For more about maturation and basin modeling, Becip Franlab probably provides the most advanced package (http://www.openflowsuite.com/).

Good luck, and please let us know what you come up with!


Fri Apr 15, 2011 2:24 pm

Joined: Thu Apr 14, 2011 7:43 pm
Posts: 12
Location: Aberdeen
Post Re: What software would you like to see?
Petrel_user wrote:
Sounds like an interesting topic; how are you approaching it? Are you using 3D grids and expanding heatflow from a certain point source spatially or is it a 1D approach? Have you looked into heatflow models that use salt diapirs that are able to transfer heat upwards faster, as I imagine that could sort of be a similar approach.... but I generally don't deal with this stuff.
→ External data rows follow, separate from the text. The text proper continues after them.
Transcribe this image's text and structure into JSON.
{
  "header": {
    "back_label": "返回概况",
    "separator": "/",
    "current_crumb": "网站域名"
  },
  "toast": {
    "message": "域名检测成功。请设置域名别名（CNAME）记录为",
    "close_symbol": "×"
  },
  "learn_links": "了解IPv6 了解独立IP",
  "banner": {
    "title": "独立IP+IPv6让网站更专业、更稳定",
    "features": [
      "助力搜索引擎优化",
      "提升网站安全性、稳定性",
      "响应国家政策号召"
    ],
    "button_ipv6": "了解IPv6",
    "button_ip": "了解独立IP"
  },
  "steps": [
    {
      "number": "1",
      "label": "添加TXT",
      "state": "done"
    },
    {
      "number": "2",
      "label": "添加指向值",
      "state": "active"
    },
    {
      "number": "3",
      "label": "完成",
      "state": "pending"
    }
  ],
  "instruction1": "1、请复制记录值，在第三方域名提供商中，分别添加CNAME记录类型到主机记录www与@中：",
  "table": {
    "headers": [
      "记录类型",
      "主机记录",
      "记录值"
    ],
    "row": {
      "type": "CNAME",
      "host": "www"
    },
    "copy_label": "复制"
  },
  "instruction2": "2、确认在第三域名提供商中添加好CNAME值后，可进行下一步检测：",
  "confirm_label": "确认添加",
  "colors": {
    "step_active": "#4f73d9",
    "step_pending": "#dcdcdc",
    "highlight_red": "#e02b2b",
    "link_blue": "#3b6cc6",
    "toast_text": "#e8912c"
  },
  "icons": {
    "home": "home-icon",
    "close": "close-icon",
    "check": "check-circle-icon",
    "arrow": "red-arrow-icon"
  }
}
As for the jobs, I think the main reason you're not seeing many vacancies may be due to the fact that smaller companies generally are hired to develop software or plugins. They have less budget to hire recruiters and get their applications online. Also, they generally hire from within their network; it's often all about who you know.
Furthermore, I think that it's still pretty difficult to find geologists that have expert programming skills and the industry anticipates this by targeting their job offers on pure IT specialists first. But, the need to have a geological background when developing geoscience software is paramount I believe.
I wouldn't worry about the job market, it's picking up again and the fact that you are already thinking about your future options by trying to make useful software will percolate onto your cv; I'm sure!

I can not help you with ideas for software though, but you might want too look around the Ocean store (http://www.ocean.slb.com/Pages/category ... tegory=all) as this is a good indication of what sort of stuff is in demand (sorry, Petrel again). Also keep an eye on the BlueBack guys (http://www.blueback-reservoir.com) as they do exciting stuff. Furthermore you can get some pretty advanced seismic interpretation and modeling software for free to play around with from DGB (http://www.opendtect.org).
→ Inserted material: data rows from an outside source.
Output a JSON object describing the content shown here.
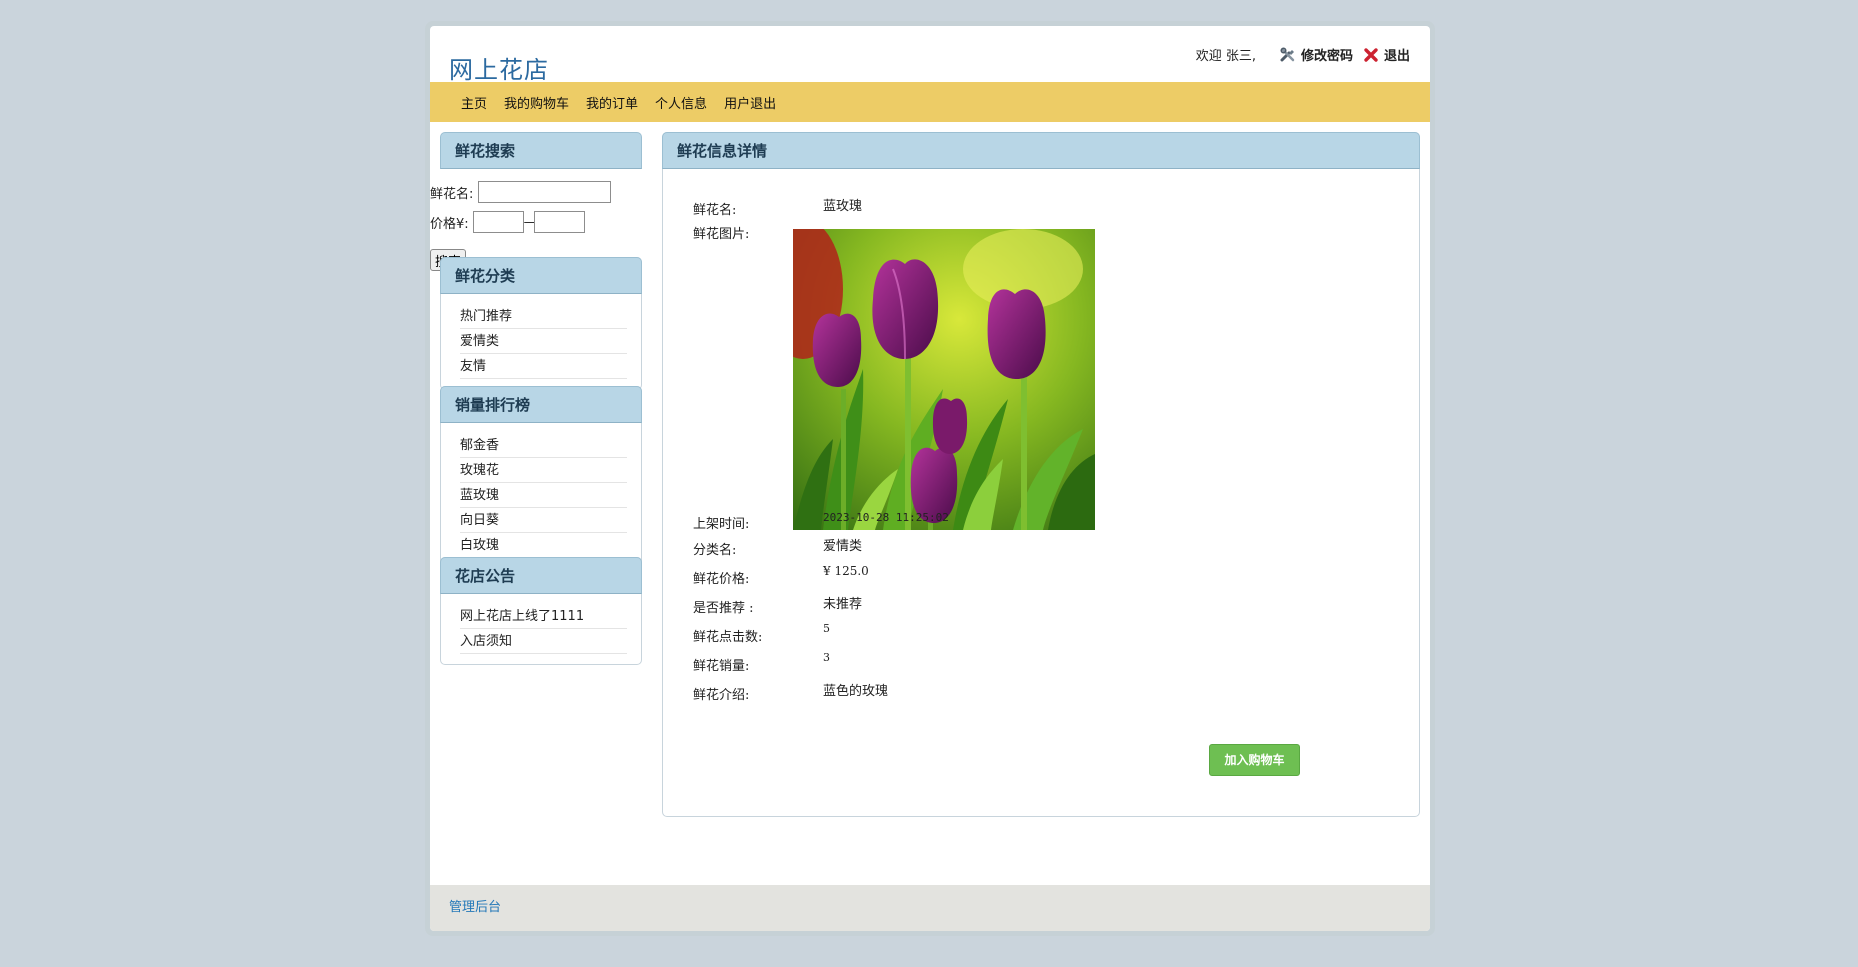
{
  "header": {
    "logo": "网上花店",
    "welcome": "欢迎 张三,",
    "change_password": "修改密码",
    "logout": "退出"
  },
  "nav": [
    "主页",
    "我的购物车",
    "我的订单",
    "个人信息",
    "用户退出"
  ],
  "search": {
    "title": "鲜花搜索",
    "name_label": "鲜花名:",
    "price_label": "价格¥:",
    "dash": "—",
    "button": "搜索",
    "name_value": "",
    "price_min": "",
    "price_max": ""
  },
  "category": {
    "title": "鲜花分类",
    "items": [
      "热门推荐",
      "爱情类",
      "友情"
    ]
  },
  "ranking": {
    "title": "销量排行榜",
    "items": [
      "郁金香",
      "玫瑰花",
      "蓝玫瑰",
      "向日葵",
      "白玫瑰"
    ]
  },
  "notice": {
    "title": "花店公告",
    "items": [
      "网上花店上线了1111",
      "入店须知"
    ]
  },
  "detail": {
    "title": "鲜花信息详情",
    "name_label": "鲜花名:",
    "name": "蓝玫瑰",
    "image_label": "鲜花图片:",
    "time_label": "上架时间:",
    "time": "2023-10-28 11:25:02",
    "category_label": "分类名:",
    "category": "爱情类",
    "price_label": "鲜花价格:",
    "price": "¥ 125.0",
    "recommend_label": "是否推荐 :",
    "recommend": "未推荐",
    "clicks_label": "鲜花点击数:",
    "clicks": "5",
    "sales_label": "鲜花销量:",
    "sales": "3",
    "intro_label": "鲜花介绍:",
    "intro": "蓝色的玫瑰",
    "add_to_cart": "加入购物车"
  },
  "footer": {
    "admin_link": "管理后台"
  },
  "colors": {
    "nav_bg": "#edcc66",
    "panel_header": "#b8d6e6",
    "button_green": "#6ebf52",
    "footer_bg": "#e3e3df",
    "logo": "#2c6aa0"
  }
}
For more about maturation and basin modeling, Becip Franlab probably provides the most advanced package (http://www.openflowsuite.com/).
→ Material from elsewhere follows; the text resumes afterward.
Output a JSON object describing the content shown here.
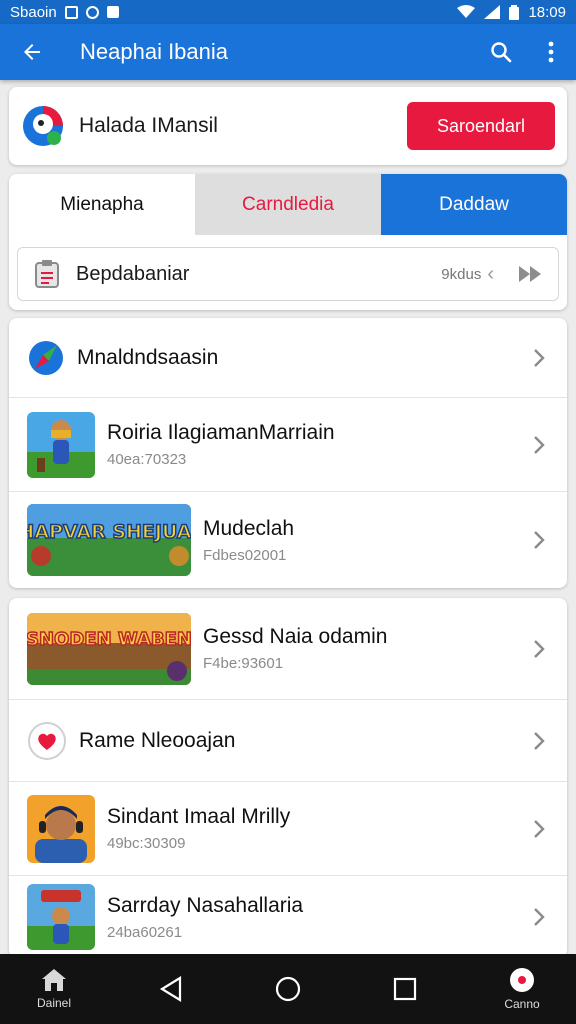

Good luck, and please let us know what you come up with!


I'll be using a 2D Grid approach similar to a program known as Heat3D so that it represents a sort of cross section through the body and can measure the aureole. I haven't done much research on it yet except taking a look at the equations required and possible methods of design as I'm waiting for my supervisor to agree first.

I am still undecided on my career path as I want to go into both software but I'd still like to work on the rigs and among the operations themselves. I know I can't have both so maybe just a technical IT capable exploration geologist heh.

Thanks for the software suggestions I'll check them all out.


Sun Apr 17, 2011 1:59 pm
Display posts from previous:  Sort by  
Post new topic Reply to topic  [ 5 posts ] 


Related topics 
 Topics   Author   Replies   Views   Last post 
There are no new unread posts for this topic. best GIS software

avargas

2

1799

Sat Mar 19, 2011 12:58 am

avargas View the latest post

There are no new unread posts for this topic. Geosteering Software

RicardoTom

5

3109

Tue Sep 29, 2015 1:04 pm

James House View the latest post

There are no new unread posts for this topic. useful Petroleum Geology Software

Admin

5

7581

Fri Oct 16, 2015 8:13 pm

frabulator View the latest post

There are no new unread posts for this topic. FMI Interpretation Software

AlvieAR

1

1403

Fri Feb 14, 2014 3:16 pm

AdhamAla View the latest post

There are no new unread posts for this topic. Software for Well-logging and seismic data

FarukG

2

2110

Fri Sep 21, 2012 8:16 am

listmember View the latest post

 



Search for:
Jump to:  


Content on EPGeology.com is intended for personal use only and to supplement, not replace, professional judgment. EPGeology.com disclaims any and all liability for your use of its content. As most of our content is supplied by our users we can not check copyright, and stress that copyright remains at the original owner. If you suspect copyright infringement please use the contact form to report it.
Contact || © EPGeology.com. || Powered by phpBB Asteroid Mining

phpBB SEO